:: HOW TO COMPLETE THIS TASK ::
Could the records below be restated word for word, without a single picture?

:: RECORDS PROVIDED ::

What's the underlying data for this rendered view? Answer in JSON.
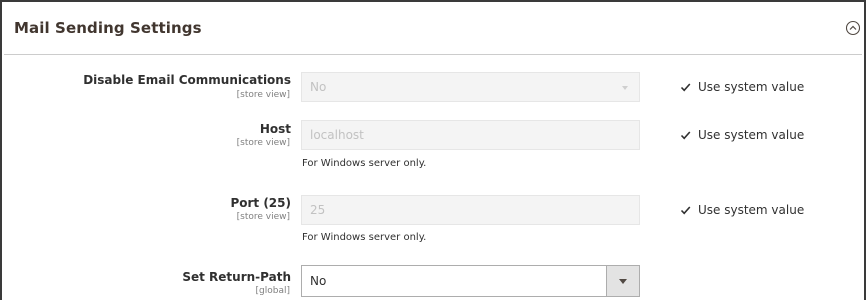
{
  "section": {
    "title": "Mail Sending Settings"
  },
  "rows": [
    {
      "label": "Disable Email Communications",
      "scope": "[store view]",
      "value": "No",
      "use_system_value": "Use system value"
    },
    {
      "label": "Host",
      "scope": "[store view]",
      "value": "localhost",
      "note": "For Windows server only.",
      "use_system_value": "Use system value"
    },
    {
      "label": "Port (25)",
      "scope": "[store view]",
      "value": "25",
      "note": "For Windows server only.",
      "use_system_value": "Use system value"
    },
    {
      "label": "Set Return-Path",
      "scope": "[global]",
      "value": "No"
    }
  ]
}
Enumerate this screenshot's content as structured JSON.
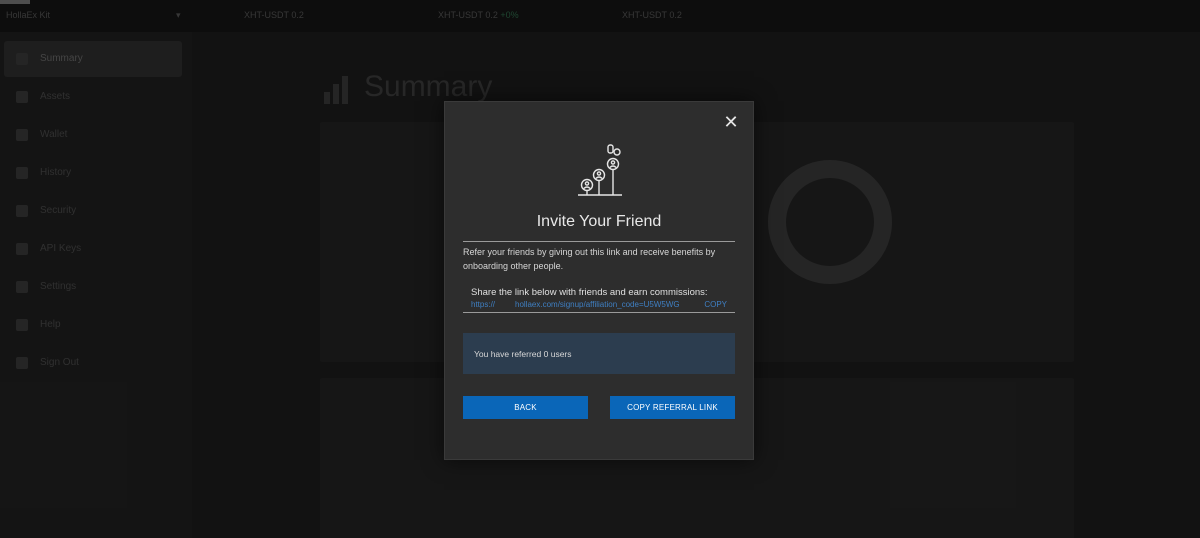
{
  "background": {
    "brand": "HollaEx Kit",
    "markets": [
      {
        "pair": "XHT-USDT",
        "price": "0.2",
        "change": ""
      },
      {
        "pair": "XHT-USDT",
        "price": "0.2",
        "change": "+0%"
      },
      {
        "pair": "XHT-USDT",
        "price": "0.2",
        "change": ""
      }
    ],
    "sidebar_items": [
      "Summary",
      "Assets",
      "Wallet",
      "History",
      "Security",
      "API Keys",
      "Settings",
      "Help",
      "Sign Out"
    ],
    "page_title": "Summary"
  },
  "modal": {
    "title": "Invite Your Friend",
    "description": "Refer your friends by giving out this link and receive benefits by onboarding other people.",
    "share_label": "Share the link below with friends and earn commissions:",
    "link_text": "https://         hollaex.com/signup/affiliation_code=U5W5WG",
    "copy_label": "COPY",
    "referred_text": "You have referred 0 users",
    "back_label": "BACK",
    "copy_referral_label": "COPY REFERRAL LINK",
    "close_icon": "close-icon",
    "graphic_icon": "invite-friends-icon"
  },
  "colors": {
    "modal_bg": "#2d2d2d",
    "accent": "#0a66b8",
    "link": "#3f7fc2",
    "referred_bg": "#2c3d4f"
  }
}
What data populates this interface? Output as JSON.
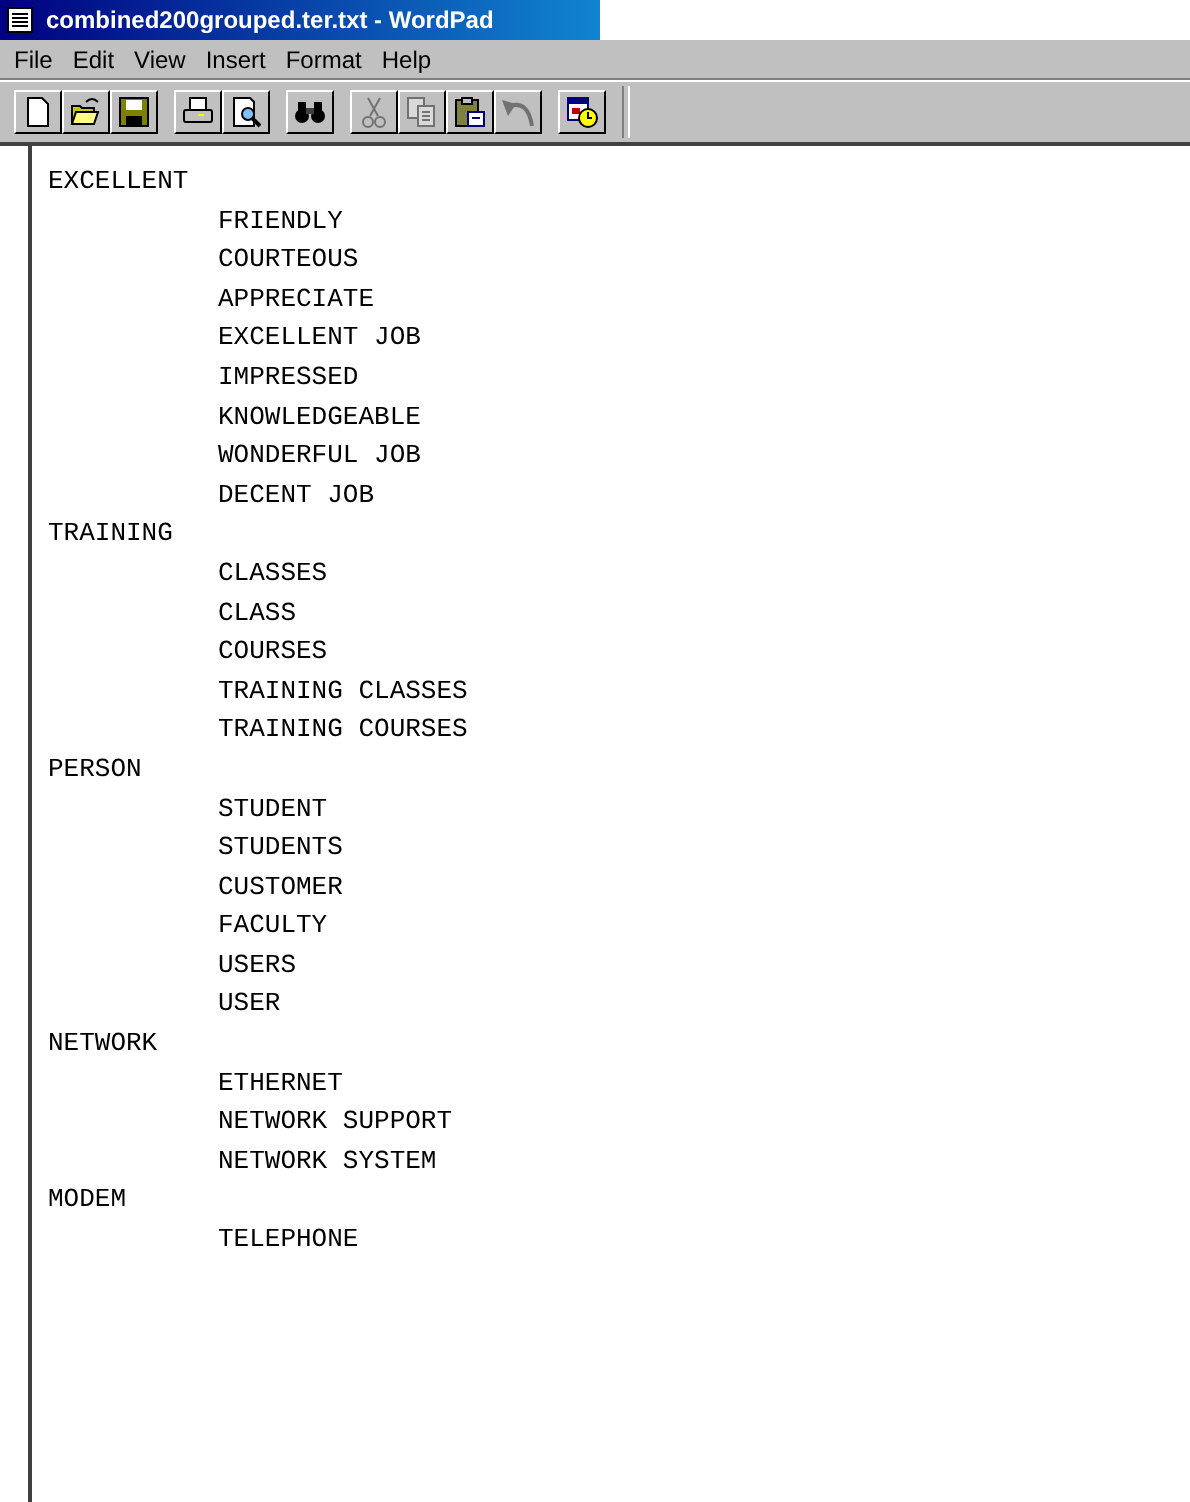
{
  "window": {
    "title": "combined200grouped.ter.txt - WordPad"
  },
  "menu": [
    "File",
    "Edit",
    "View",
    "Insert",
    "Format",
    "Help"
  ],
  "toolbar": [
    [
      {
        "kind": "new",
        "disabled": false
      },
      {
        "kind": "open",
        "disabled": false
      },
      {
        "kind": "save",
        "disabled": false
      }
    ],
    [
      {
        "kind": "print",
        "disabled": false
      },
      {
        "kind": "preview",
        "disabled": false
      }
    ],
    [
      {
        "kind": "find",
        "disabled": false
      }
    ],
    [
      {
        "kind": "cut",
        "disabled": true
      },
      {
        "kind": "copy",
        "disabled": true
      },
      {
        "kind": "paste",
        "disabled": false
      },
      {
        "kind": "undo",
        "disabled": true
      }
    ],
    [
      {
        "kind": "datetime",
        "disabled": false
      }
    ]
  ],
  "document": [
    {
      "text": "EXCELLENT",
      "children": [
        {
          "text": "FRIENDLY"
        },
        {
          "text": "COURTEOUS"
        },
        {
          "text": "APPRECIATE"
        },
        {
          "text": "EXCELLENT JOB"
        },
        {
          "text": "IMPRESSED"
        },
        {
          "text": "KNOWLEDGEABLE"
        },
        {
          "text": "WONDERFUL JOB"
        },
        {
          "text": "DECENT JOB"
        }
      ]
    },
    {
      "text": "TRAINING",
      "children": [
        {
          "text": "CLASSES"
        },
        {
          "text": "CLASS"
        },
        {
          "text": "COURSES"
        },
        {
          "text": "TRAINING CLASSES"
        },
        {
          "text": "TRAINING COURSES"
        }
      ]
    },
    {
      "text": "PERSON",
      "children": [
        {
          "text": "STUDENT"
        },
        {
          "text": "STUDENTS"
        },
        {
          "text": "CUSTOMER"
        },
        {
          "text": "FACULTY"
        },
        {
          "text": "USERS"
        },
        {
          "text": "USER"
        }
      ]
    },
    {
      "text": "NETWORK",
      "children": [
        {
          "text": "ETHERNET"
        },
        {
          "text": "NETWORK SUPPORT"
        },
        {
          "text": "NETWORK SYSTEM"
        }
      ]
    },
    {
      "text": "MODEM",
      "children": [
        {
          "text": "TELEPHONE"
        }
      ]
    }
  ]
}
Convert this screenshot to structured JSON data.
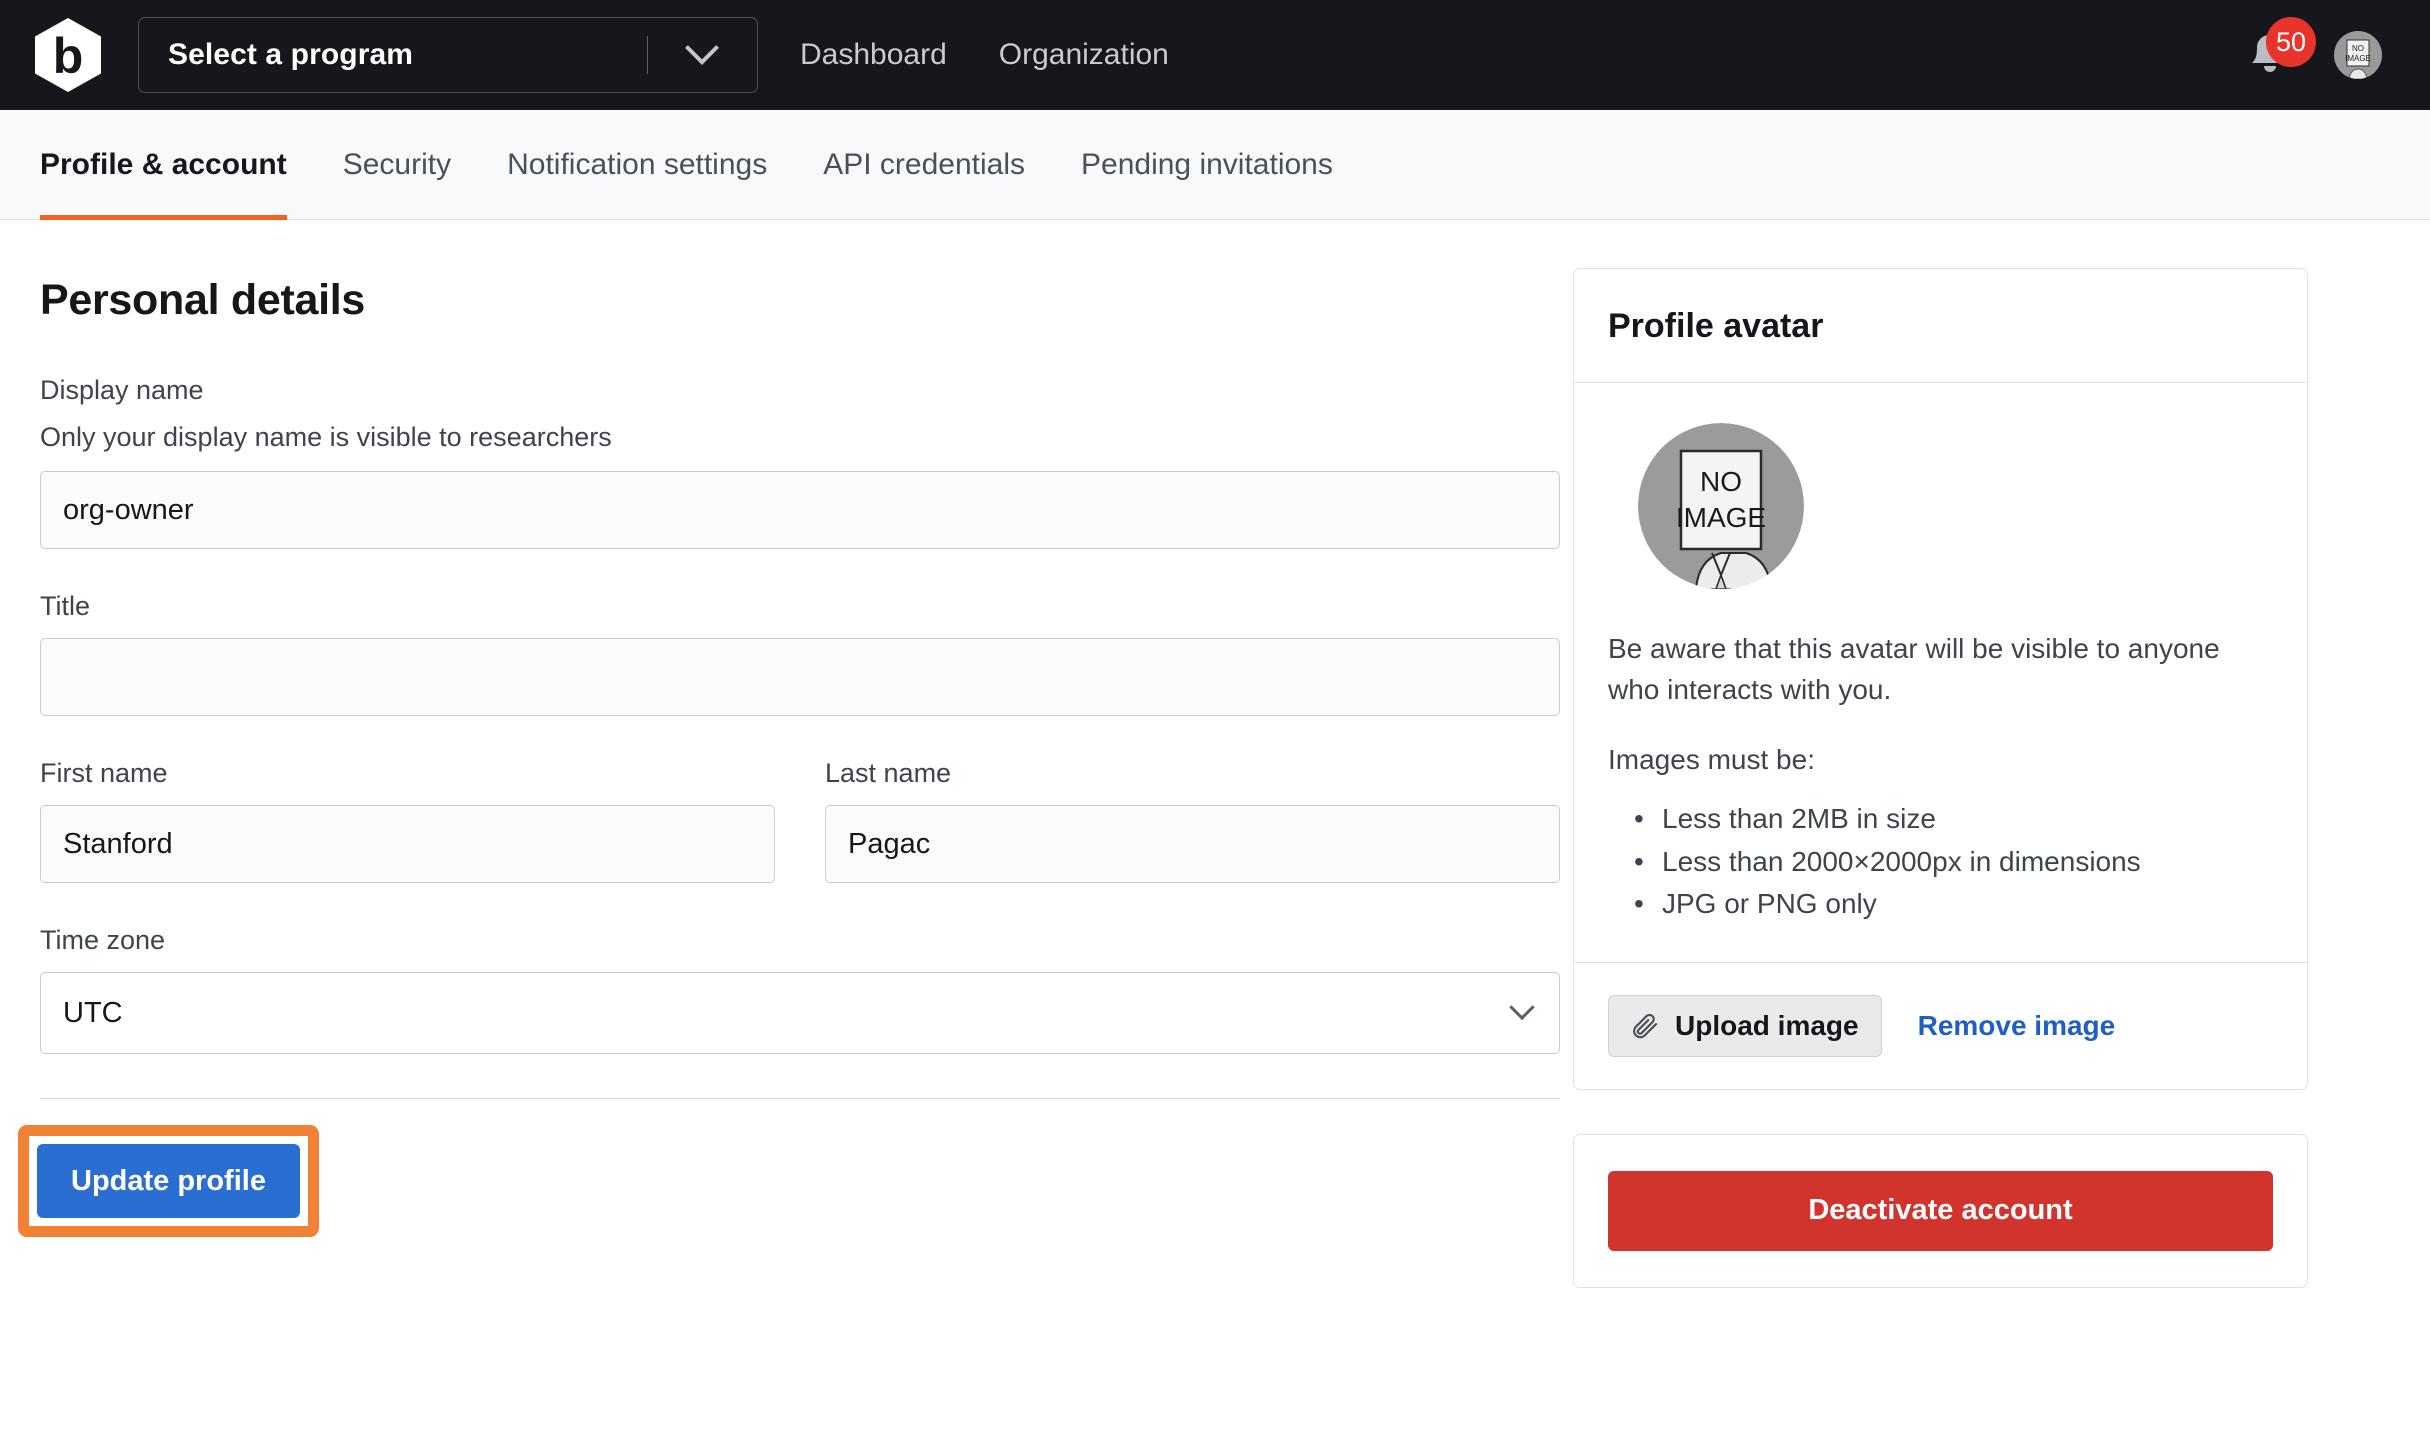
{
  "topbar": {
    "logo_icon": "bugcrowd-hexagon-b-logo",
    "program_select": {
      "label": "Select a program",
      "chevron_icon": "chevron-down-icon"
    },
    "nav": [
      {
        "label": "Dashboard"
      },
      {
        "label": "Organization"
      }
    ],
    "notifications": {
      "icon": "bell-icon",
      "count": "50"
    },
    "avatar": {
      "icon": "user-avatar-no-image",
      "alt_line1": "NO",
      "alt_line2": "IMAGE"
    }
  },
  "tabs": [
    {
      "label": "Profile & account",
      "active": true
    },
    {
      "label": "Security",
      "active": false
    },
    {
      "label": "Notification settings",
      "active": false
    },
    {
      "label": "API credentials",
      "active": false
    },
    {
      "label": "Pending invitations",
      "active": false
    }
  ],
  "accent": {
    "tab_underline": "#f26322",
    "highlight": "#f08135",
    "primary_button": "#2a6ed1",
    "danger_button": "#d0342c",
    "link": "#1f5fc4",
    "badge": "#e8342a"
  },
  "personal_details": {
    "heading": "Personal details",
    "display_name": {
      "label": "Display name",
      "hint": "Only your display name is visible to researchers",
      "value": "org-owner",
      "placeholder": ""
    },
    "title": {
      "label": "Title",
      "value": "",
      "placeholder": ""
    },
    "first_name": {
      "label": "First name",
      "value": "Stanford",
      "placeholder": ""
    },
    "last_name": {
      "label": "Last name",
      "value": "Pagac",
      "placeholder": ""
    },
    "time_zone": {
      "label": "Time zone",
      "value": "UTC",
      "chevron_icon": "chevron-down-icon"
    },
    "submit_label": "Update profile"
  },
  "profile_avatar_card": {
    "heading": "Profile avatar",
    "avatar_icon": "user-avatar-no-image",
    "avatar_text_line1": "NO",
    "avatar_text_line2": "IMAGE",
    "note": "Be aware that this avatar will be visible to anyone who interacts with you.",
    "requirements_intro": "Images must be:",
    "requirements": [
      "Less than 2MB in size",
      "Less than 2000×2000px in dimensions",
      "JPG or PNG only"
    ],
    "upload_label": "Upload image",
    "upload_icon": "paperclip-icon",
    "remove_label": "Remove image"
  },
  "danger_card": {
    "deactivate_label": "Deactivate account"
  }
}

:: TASK RESPONSE ::
What's the underlying data for this rendered view? Answer in JSON.
{
  "section": {
    "title": "Mail Sending Settings"
  },
  "rows": [
    {
      "label": "Disable Email Communications",
      "scope": "[store view]",
      "value": "No",
      "use_system_value": "Use system value"
    },
    {
      "label": "Host",
      "scope": "[store view]",
      "value": "localhost",
      "note": "For Windows server only.",
      "use_system_value": "Use system value"
    },
    {
      "label": "Port (25)",
      "scope": "[store view]",
      "value": "25",
      "note": "For Windows server only.",
      "use_system_value": "Use system value"
    },
    {
      "label": "Set Return-Path",
      "scope": "[global]",
      "value": "No"
    }
  ]
}
Enumerate this screenshot's content as structured JSON.
{
  "background": {
    "brand": "HollaEx Kit",
    "markets": [
      {
        "pair": "XHT-USDT",
        "price": "0.2",
        "change": ""
      },
      {
        "pair": "XHT-USDT",
        "price": "0.2",
        "change": "+0%"
      },
      {
        "pair": "XHT-USDT",
        "price": "0.2",
        "change": ""
      }
    ],
    "sidebar_items": [
      "Summary",
      "Assets",
      "Wallet",
      "History",
      "Security",
      "API Keys",
      "Settings",
      "Help",
      "Sign Out"
    ],
    "page_title": "Summary"
  },
  "modal": {
    "title": "Invite Your Friend",
    "description": "Refer your friends by giving out this link and receive benefits by onboarding other people.",
    "share_label": "Share the link below with friends and earn commissions:",
    "link_text": "https://         hollaex.com/signup/affiliation_code=U5W5WG",
    "copy_label": "COPY",
    "referred_text": "You have referred 0 users",
    "back_label": "BACK",
    "copy_referral_label": "COPY REFERRAL LINK",
    "close_icon": "close-icon",
    "graphic_icon": "invite-friends-icon"
  },
  "colors": {
    "modal_bg": "#2d2d2d",
    "accent": "#0a66b8",
    "link": "#3f7fc2",
    "referred_bg": "#2c3d4f"
  }
}
What data populates this interface? Output as JSON.
{
  "window": {
    "title": "combined200grouped.ter.txt - WordPad"
  },
  "menu": [
    "File",
    "Edit",
    "View",
    "Insert",
    "Format",
    "Help"
  ],
  "toolbar": [
    [
      {
        "kind": "new",
        "disabled": false
      },
      {
        "kind": "open",
        "disabled": false
      },
      {
        "kind": "save",
        "disabled": false
      }
    ],
    [
      {
        "kind": "print",
        "disabled": false
      },
      {
        "kind": "preview",
        "disabled": false
      }
    ],
    [
      {
        "kind": "find",
        "disabled": false
      }
    ],
    [
      {
        "kind": "cut",
        "disabled": true
      },
      {
        "kind": "copy",
        "disabled": true
      },
      {
        "kind": "paste",
        "disabled": false
      },
      {
        "kind": "undo",
        "disabled": true
      }
    ],
    [
      {
        "kind": "datetime",
        "disabled": false
      }
    ]
  ],
  "document": [
    {
      "text": "EXCELLENT",
      "children": [
        {
          "text": "FRIENDLY"
        },
        {
          "text": "COURTEOUS"
        },
        {
          "text": "APPRECIATE"
        },
        {
          "text": "EXCELLENT JOB"
        },
        {
          "text": "IMPRESSED"
        },
        {
          "text": "KNOWLEDGEABLE"
        },
        {
          "text": "WONDERFUL JOB"
        },
        {
          "text": "DECENT JOB"
        }
      ]
    },
    {
      "text": "TRAINING",
      "children": [
        {
          "text": "CLASSES"
        },
        {
          "text": "CLASS"
        },
        {
          "text": "COURSES"
        },
        {
          "text": "TRAINING CLASSES"
        },
        {
          "text": "TRAINING COURSES"
        }
      ]
    },
    {
      "text": "PERSON",
      "children": [
        {
          "text": "STUDENT"
        },
        {
          "text": "STUDENTS"
        },
        {
          "text": "CUSTOMER"
        },
        {
          "text": "FACULTY"
        },
        {
          "text": "USERS"
        },
        {
          "text": "USER"
        }
      ]
    },
    {
      "text": "NETWORK",
      "children": [
        {
          "text": "ETHERNET"
        },
        {
          "text": "NETWORK SUPPORT"
        },
        {
          "text": "NETWORK SYSTEM"
        }
      ]
    },
    {
      "text": "MODEM",
      "children": [
        {
          "text": "TELEPHONE"
        }
      ]
    }
  ]
}
Convert this screenshot to structured JSON data.
{
  "topbar": {
    "logo_icon": "bugcrowd-hexagon-b-logo",
    "program_select": {
      "label": "Select a program",
      "chevron_icon": "chevron-down-icon"
    },
    "nav": [
      {
        "label": "Dashboard"
      },
      {
        "label": "Organization"
      }
    ],
    "notifications": {
      "icon": "bell-icon",
      "count": "50"
    },
    "avatar": {
      "icon": "user-avatar-no-image",
      "alt_line1": "NO",
      "alt_line2": "IMAGE"
    }
  },
  "tabs": [
    {
      "label": "Profile & account",
      "active": true
    },
    {
      "label": "Security",
      "active": false
    },
    {
      "label": "Notification settings",
      "active": false
    },
    {
      "label": "API credentials",
      "active": false
    },
    {
      "label": "Pending invitations",
      "active": false
    }
  ],
  "accent": {
    "tab_underline": "#f26322",
    "highlight": "#f08135",
    "primary_button": "#2a6ed1",
    "danger_button": "#d0342c",
    "link": "#1f5fc4",
    "badge": "#e8342a"
  },
  "personal_details": {
    "heading": "Personal details",
    "display_name": {
      "label": "Display name",
      "hint": "Only your display name is visible to researchers",
      "value": "org-owner",
      "placeholder": ""
    },
    "title": {
      "label": "Title",
      "value": "",
      "placeholder": ""
    },
    "first_name": {
      "label": "First name",
      "value": "Stanford",
      "placeholder": ""
    },
    "last_name": {
      "label": "Last name",
      "value": "Pagac",
      "placeholder": ""
    },
    "time_zone": {
      "label": "Time zone",
      "value": "UTC",
      "chevron_icon": "chevron-down-icon"
    },
    "submit_label": "Update profile"
  },
  "profile_avatar_card": {
    "heading": "Profile avatar",
    "avatar_icon": "user-avatar-no-image",
    "avatar_text_line1": "NO",
    "avatar_text_line2": "IMAGE",
    "note": "Be aware that this avatar will be visible to anyone who interacts with you.",
    "requirements_intro": "Images must be:",
    "requirements": [
      "Less than 2MB in size",
      "Less than 2000×2000px in dimensions",
      "JPG or PNG only"
    ],
    "upload_label": "Upload image",
    "upload_icon": "paperclip-icon",
    "remove_label": "Remove image"
  },
  "danger_card": {
    "deactivate_label": "Deactivate account"
  }
}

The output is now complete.